NFL: Dolphins Ted Ginn can’t catch on at key times
By Mike Berardino
DAVIE, Fla. — Ted Ginn Jr. understands why he has become the subject of widespread criticism in the wake of several crucial dropped passes and general underperformance.
“Yeah, I mean, you’ve got to,” the Dolphins wide receiver said Thursday, speaking publicly for the first time since a poor showing in Sunday’s loss to the Saints. “You’re in a high-performance business. If you don’t understand what people want out of you, then you shouldn’t be in this game.”
Ginn said he has leaned of late on his family, especially his father, as he has tried to handle the public outcry. He compared it to his sophomore year at Ohio State, when a slow start put him in the crosshairs of critics, but he rallied to a suitable conclusion.
“A lot of people had a lot of high expectations,” Ginn said. “Towards the end, it seemed to turn around and do better. The season’s not over. ... I believe you go through a little situation like this where you try to become great.”
Ginn was booed after his second drop of Sunday’s loss, a pass from Chad Henne that should have gone for a 15-yard gain late in the fourth quarter. That wasn’t the only time he became aware of the negativity among the fan base and in the media.
“Oh, yeah, I hear it,” he said. “I heard a lot after the game. It’s a part of football. You just have to grow up, play hard and keep playing.”
Two end zone drops against the Colts in Week 2 have been followed by long stretches of near invisibility for Ginn, who also had a third-quarter drop turned into a key touchdown by Saints safety Darren Sharper.
Conveniently lost in the hubbub this week is that Ginn hustled back and slapped the ball away from Sharper just as he reached the goal line.
Replays and a Sports Illustrated photo subsequently showed Sharper fumbling through the end zone before breaking the plane, which would have made the proper call a touchback. Instead, despite a challenge from the Dolphins, the Saints were credited with a touchdown and pulled within 24-17 en route to a 46-34 win.
Ginn didn’t address that subject during his three minutes with the media but coach Tony Sparano said he had seen the SI photo and refused to comment.
The Jets don’t just enter Sunday’s rematch as the NFL’s leading rushing team. They are the first team in 34 years — and just the second in more than half a century — to rush for 300-plus yards in consecutive games.
“Massive,” Dolphins defensive coordinator Paul Pasqualoni said. “Running for 300 yards, never heard of it.”

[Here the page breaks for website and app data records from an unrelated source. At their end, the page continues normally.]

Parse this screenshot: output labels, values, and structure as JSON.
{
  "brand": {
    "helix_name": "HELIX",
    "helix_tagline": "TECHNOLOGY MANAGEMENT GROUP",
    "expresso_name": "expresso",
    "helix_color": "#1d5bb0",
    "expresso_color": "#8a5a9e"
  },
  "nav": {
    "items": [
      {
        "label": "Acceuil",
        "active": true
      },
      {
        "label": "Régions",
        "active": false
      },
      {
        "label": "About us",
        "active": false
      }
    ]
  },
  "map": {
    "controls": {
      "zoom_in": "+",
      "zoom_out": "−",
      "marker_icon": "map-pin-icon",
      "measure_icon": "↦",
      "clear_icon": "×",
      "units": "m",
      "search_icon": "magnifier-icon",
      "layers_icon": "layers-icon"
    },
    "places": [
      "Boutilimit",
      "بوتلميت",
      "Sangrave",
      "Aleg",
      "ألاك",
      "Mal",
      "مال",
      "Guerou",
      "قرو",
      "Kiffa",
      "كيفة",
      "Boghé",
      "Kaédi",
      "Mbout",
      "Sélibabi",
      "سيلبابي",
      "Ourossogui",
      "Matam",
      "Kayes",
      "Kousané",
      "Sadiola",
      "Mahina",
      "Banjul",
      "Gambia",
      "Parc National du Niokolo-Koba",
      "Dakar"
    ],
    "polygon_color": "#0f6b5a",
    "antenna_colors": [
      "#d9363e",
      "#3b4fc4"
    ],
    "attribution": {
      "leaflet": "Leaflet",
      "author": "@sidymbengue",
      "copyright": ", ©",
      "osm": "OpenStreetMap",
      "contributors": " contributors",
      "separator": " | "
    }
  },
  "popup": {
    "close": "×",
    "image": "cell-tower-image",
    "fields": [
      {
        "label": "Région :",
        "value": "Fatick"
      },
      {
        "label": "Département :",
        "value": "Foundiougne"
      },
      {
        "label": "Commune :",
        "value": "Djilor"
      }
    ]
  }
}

O.J. Simpson’s 1975 Buffalo Bills were the last to do so, according to NFL Network, joining the ’56 Colts, ’50 Giants, ’34 Bears and ’34 Lions as the only teams in league history that can make that claim.
The Jets have 634 combined rushing yards in a loss to the Bills and Sunday’s win against the Raiders. However, speedy running back Leon Washington was lost for the season against Oakland with a fractured fibula.
Rookie Shonn Greene, a third-rounder out of Iowa, will replace Washington in the backfield rotation with Thomas Jones.